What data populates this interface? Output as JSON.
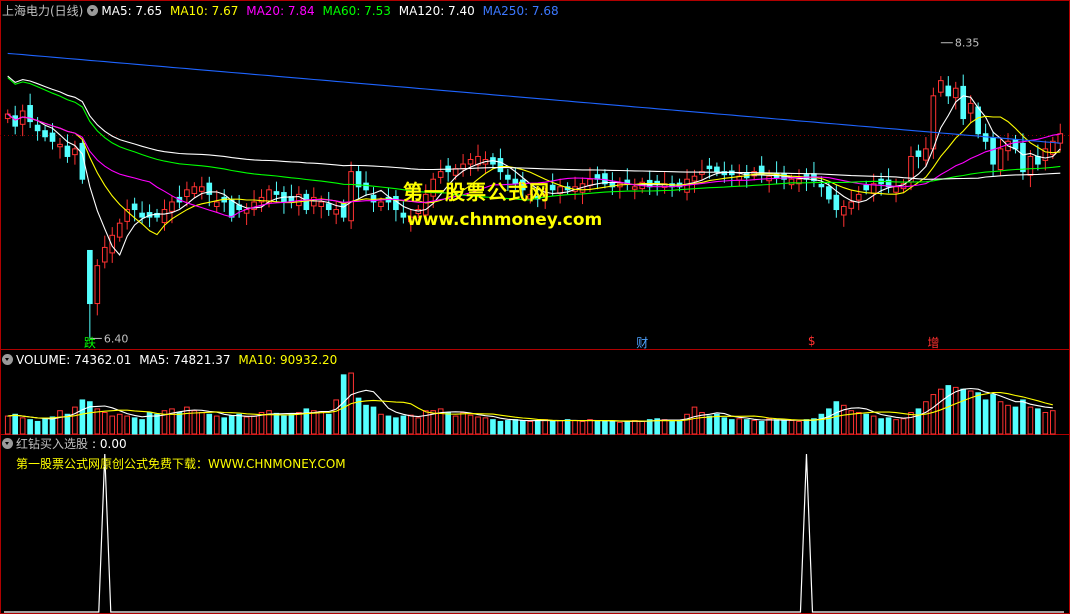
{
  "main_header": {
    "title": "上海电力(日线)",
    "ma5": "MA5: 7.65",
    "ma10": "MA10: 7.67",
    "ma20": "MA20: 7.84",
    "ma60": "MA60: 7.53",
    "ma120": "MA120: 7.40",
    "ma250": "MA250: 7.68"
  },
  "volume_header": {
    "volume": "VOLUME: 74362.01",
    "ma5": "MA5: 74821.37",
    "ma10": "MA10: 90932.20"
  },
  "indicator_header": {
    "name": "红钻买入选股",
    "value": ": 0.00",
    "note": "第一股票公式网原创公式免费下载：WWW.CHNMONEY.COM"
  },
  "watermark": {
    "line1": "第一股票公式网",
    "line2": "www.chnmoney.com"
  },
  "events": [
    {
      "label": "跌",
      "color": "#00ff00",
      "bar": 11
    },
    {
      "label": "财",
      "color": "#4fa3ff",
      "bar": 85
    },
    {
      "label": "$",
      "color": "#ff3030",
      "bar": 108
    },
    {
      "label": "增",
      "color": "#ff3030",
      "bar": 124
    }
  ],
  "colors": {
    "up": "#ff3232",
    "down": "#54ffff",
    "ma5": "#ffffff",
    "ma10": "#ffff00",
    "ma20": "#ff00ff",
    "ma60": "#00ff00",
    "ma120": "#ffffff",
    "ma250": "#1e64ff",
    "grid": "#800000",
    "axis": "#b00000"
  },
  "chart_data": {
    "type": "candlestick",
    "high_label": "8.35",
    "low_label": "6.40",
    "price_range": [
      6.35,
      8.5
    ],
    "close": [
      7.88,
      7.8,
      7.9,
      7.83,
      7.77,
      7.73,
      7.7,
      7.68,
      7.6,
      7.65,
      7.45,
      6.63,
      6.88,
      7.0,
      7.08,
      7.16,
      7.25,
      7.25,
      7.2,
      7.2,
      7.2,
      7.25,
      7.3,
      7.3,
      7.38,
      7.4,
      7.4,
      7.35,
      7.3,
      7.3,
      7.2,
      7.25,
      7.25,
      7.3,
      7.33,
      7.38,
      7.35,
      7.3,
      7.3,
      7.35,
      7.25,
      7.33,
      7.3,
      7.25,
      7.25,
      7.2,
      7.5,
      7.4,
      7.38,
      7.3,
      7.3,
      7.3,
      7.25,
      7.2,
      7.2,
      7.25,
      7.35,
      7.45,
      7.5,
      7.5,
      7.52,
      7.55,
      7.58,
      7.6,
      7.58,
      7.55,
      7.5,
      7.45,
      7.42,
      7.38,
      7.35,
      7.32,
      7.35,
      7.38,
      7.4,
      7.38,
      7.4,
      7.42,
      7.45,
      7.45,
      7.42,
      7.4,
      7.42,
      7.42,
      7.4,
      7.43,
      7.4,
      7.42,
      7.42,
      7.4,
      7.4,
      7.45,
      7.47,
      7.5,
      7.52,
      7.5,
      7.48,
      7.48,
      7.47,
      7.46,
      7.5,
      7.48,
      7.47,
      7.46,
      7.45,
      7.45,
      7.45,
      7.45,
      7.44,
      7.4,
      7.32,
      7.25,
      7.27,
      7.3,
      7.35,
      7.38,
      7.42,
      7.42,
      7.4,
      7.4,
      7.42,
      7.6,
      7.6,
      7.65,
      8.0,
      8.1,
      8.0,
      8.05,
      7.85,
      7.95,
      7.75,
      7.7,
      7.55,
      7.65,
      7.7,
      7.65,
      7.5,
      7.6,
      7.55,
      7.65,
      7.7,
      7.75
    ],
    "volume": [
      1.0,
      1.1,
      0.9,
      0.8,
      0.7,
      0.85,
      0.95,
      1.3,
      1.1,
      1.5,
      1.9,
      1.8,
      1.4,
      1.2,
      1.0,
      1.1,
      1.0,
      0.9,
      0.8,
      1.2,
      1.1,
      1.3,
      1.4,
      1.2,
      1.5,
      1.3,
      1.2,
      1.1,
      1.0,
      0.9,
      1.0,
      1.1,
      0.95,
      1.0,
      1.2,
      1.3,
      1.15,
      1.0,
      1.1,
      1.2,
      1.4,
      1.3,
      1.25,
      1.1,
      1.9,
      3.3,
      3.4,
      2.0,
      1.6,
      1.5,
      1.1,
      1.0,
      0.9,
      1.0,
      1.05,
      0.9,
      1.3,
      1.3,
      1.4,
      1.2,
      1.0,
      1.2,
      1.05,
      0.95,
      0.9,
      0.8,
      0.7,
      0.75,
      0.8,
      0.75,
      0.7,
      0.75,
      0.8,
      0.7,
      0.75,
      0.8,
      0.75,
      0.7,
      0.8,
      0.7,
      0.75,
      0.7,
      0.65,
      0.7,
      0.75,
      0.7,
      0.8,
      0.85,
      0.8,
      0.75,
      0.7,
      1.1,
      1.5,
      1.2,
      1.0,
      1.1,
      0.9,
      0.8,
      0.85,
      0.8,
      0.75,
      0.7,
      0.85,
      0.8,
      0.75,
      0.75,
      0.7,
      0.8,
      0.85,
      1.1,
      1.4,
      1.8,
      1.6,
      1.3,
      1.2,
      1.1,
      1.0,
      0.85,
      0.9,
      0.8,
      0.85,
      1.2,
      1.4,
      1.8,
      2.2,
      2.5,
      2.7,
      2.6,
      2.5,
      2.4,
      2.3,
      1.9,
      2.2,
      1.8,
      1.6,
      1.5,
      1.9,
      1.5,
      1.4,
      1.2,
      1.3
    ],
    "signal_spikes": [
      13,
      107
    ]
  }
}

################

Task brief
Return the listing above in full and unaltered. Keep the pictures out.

Output of the exercise
What data populates this interface? Output as JSON.
{
  "main_header": {
    "title": "上海电力(日线)",
    "ma5": "MA5: 7.65",
    "ma10": "MA10: 7.67",
    "ma20": "MA20: 7.84",
    "ma60": "MA60: 7.53",
    "ma120": "MA120: 7.40",
    "ma250": "MA250: 7.68"
  },
  "volume_header": {
    "volume": "VOLUME: 74362.01",
    "ma5": "MA5: 74821.37",
    "ma10": "MA10: 90932.20"
  },
  "indicator_header": {
    "name": "红钻买入选股",
    "value": ": 0.00",
    "note": "第一股票公式网原创公式免费下载：WWW.CHNMONEY.COM"
  },
  "watermark": {
    "line1": "第一股票公式网",
    "line2": "www.chnmoney.com"
  },
  "events": [
    {
      "label": "跌",
      "color": "#00ff00",
      "bar": 11
    },
    {
      "label": "财",
      "color": "#4fa3ff",
      "bar": 85
    },
    {
      "label": "$",
      "color": "#ff3030",
      "bar": 108
    },
    {
      "label": "增",
      "color": "#ff3030",
      "bar": 124
    }
  ],
  "colors": {
    "up": "#ff3232",
    "down": "#54ffff",
    "ma5": "#ffffff",
    "ma10": "#ffff00",
    "ma20": "#ff00ff",
    "ma60": "#00ff00",
    "ma120": "#ffffff",
    "ma250": "#1e64ff",
    "grid": "#800000",
    "axis": "#b00000"
  },
  "chart_data": {
    "type": "candlestick",
    "high_label": "8.35",
    "low_label": "6.40",
    "price_range": [
      6.35,
      8.5
    ],
    "close": [
      7.88,
      7.8,
      7.9,
      7.83,
      7.77,
      7.73,
      7.7,
      7.68,
      7.6,
      7.65,
      7.45,
      6.63,
      6.88,
      7.0,
      7.08,
      7.16,
      7.25,
      7.25,
      7.2,
      7.2,
      7.2,
      7.25,
      7.3,
      7.3,
      7.38,
      7.4,
      7.4,
      7.35,
      7.3,
      7.3,
      7.2,
      7.25,
      7.25,
      7.3,
      7.33,
      7.38,
      7.35,
      7.3,
      7.3,
      7.35,
      7.25,
      7.33,
      7.3,
      7.25,
      7.25,
      7.2,
      7.5,
      7.4,
      7.38,
      7.3,
      7.3,
      7.3,
      7.25,
      7.2,
      7.2,
      7.25,
      7.35,
      7.45,
      7.5,
      7.5,
      7.52,
      7.55,
      7.58,
      7.6,
      7.58,
      7.55,
      7.5,
      7.45,
      7.42,
      7.38,
      7.35,
      7.32,
      7.35,
      7.38,
      7.4,
      7.38,
      7.4,
      7.42,
      7.45,
      7.45,
      7.42,
      7.4,
      7.42,
      7.42,
      7.4,
      7.43,
      7.4,
      7.42,
      7.42,
      7.4,
      7.4,
      7.45,
      7.47,
      7.5,
      7.52,
      7.5,
      7.48,
      7.48,
      7.47,
      7.46,
      7.5,
      7.48,
      7.47,
      7.46,
      7.45,
      7.45,
      7.45,
      7.45,
      7.44,
      7.4,
      7.32,
      7.25,
      7.27,
      7.3,
      7.35,
      7.38,
      7.42,
      7.42,
      7.4,
      7.4,
      7.42,
      7.6,
      7.6,
      7.65,
      8.0,
      8.1,
      8.0,
      8.05,
      7.85,
      7.95,
      7.75,
      7.7,
      7.55,
      7.65,
      7.7,
      7.65,
      7.5,
      7.6,
      7.55,
      7.65,
      7.7,
      7.75
    ],
    "volume": [
      1.0,
      1.1,
      0.9,
      0.8,
      0.7,
      0.85,
      0.95,
      1.3,
      1.1,
      1.5,
      1.9,
      1.8,
      1.4,
      1.2,
      1.0,
      1.1,
      1.0,
      0.9,
      0.8,
      1.2,
      1.1,
      1.3,
      1.4,
      1.2,
      1.5,
      1.3,
      1.2,
      1.1,
      1.0,
      0.9,
      1.0,
      1.1,
      0.95,
      1.0,
      1.2,
      1.3,
      1.15,
      1.0,
      1.1,
      1.2,
      1.4,
      1.3,
      1.25,
      1.1,
      1.9,
      3.3,
      3.4,
      2.0,
      1.6,
      1.5,
      1.1,
      1.0,
      0.9,
      1.0,
      1.05,
      0.9,
      1.3,
      1.3,
      1.4,
      1.2,
      1.0,
      1.2,
      1.05,
      0.95,
      0.9,
      0.8,
      0.7,
      0.75,
      0.8,
      0.75,
      0.7,
      0.75,
      0.8,
      0.7,
      0.75,
      0.8,
      0.75,
      0.7,
      0.8,
      0.7,
      0.75,
      0.7,
      0.65,
      0.7,
      0.75,
      0.7,
      0.8,
      0.85,
      0.8,
      0.75,
      0.7,
      1.1,
      1.5,
      1.2,
      1.0,
      1.1,
      0.9,
      0.8,
      0.85,
      0.8,
      0.75,
      0.7,
      0.85,
      0.8,
      0.75,
      0.75,
      0.7,
      0.8,
      0.85,
      1.1,
      1.4,
      1.8,
      1.6,
      1.3,
      1.2,
      1.1,
      1.0,
      0.85,
      0.9,
      0.8,
      0.85,
      1.2,
      1.4,
      1.8,
      2.2,
      2.5,
      2.7,
      2.6,
      2.5,
      2.4,
      2.3,
      1.9,
      2.2,
      1.8,
      1.6,
      1.5,
      1.9,
      1.5,
      1.4,
      1.2,
      1.3
    ],
    "signal_spikes": [
      13,
      107
    ]
  }
}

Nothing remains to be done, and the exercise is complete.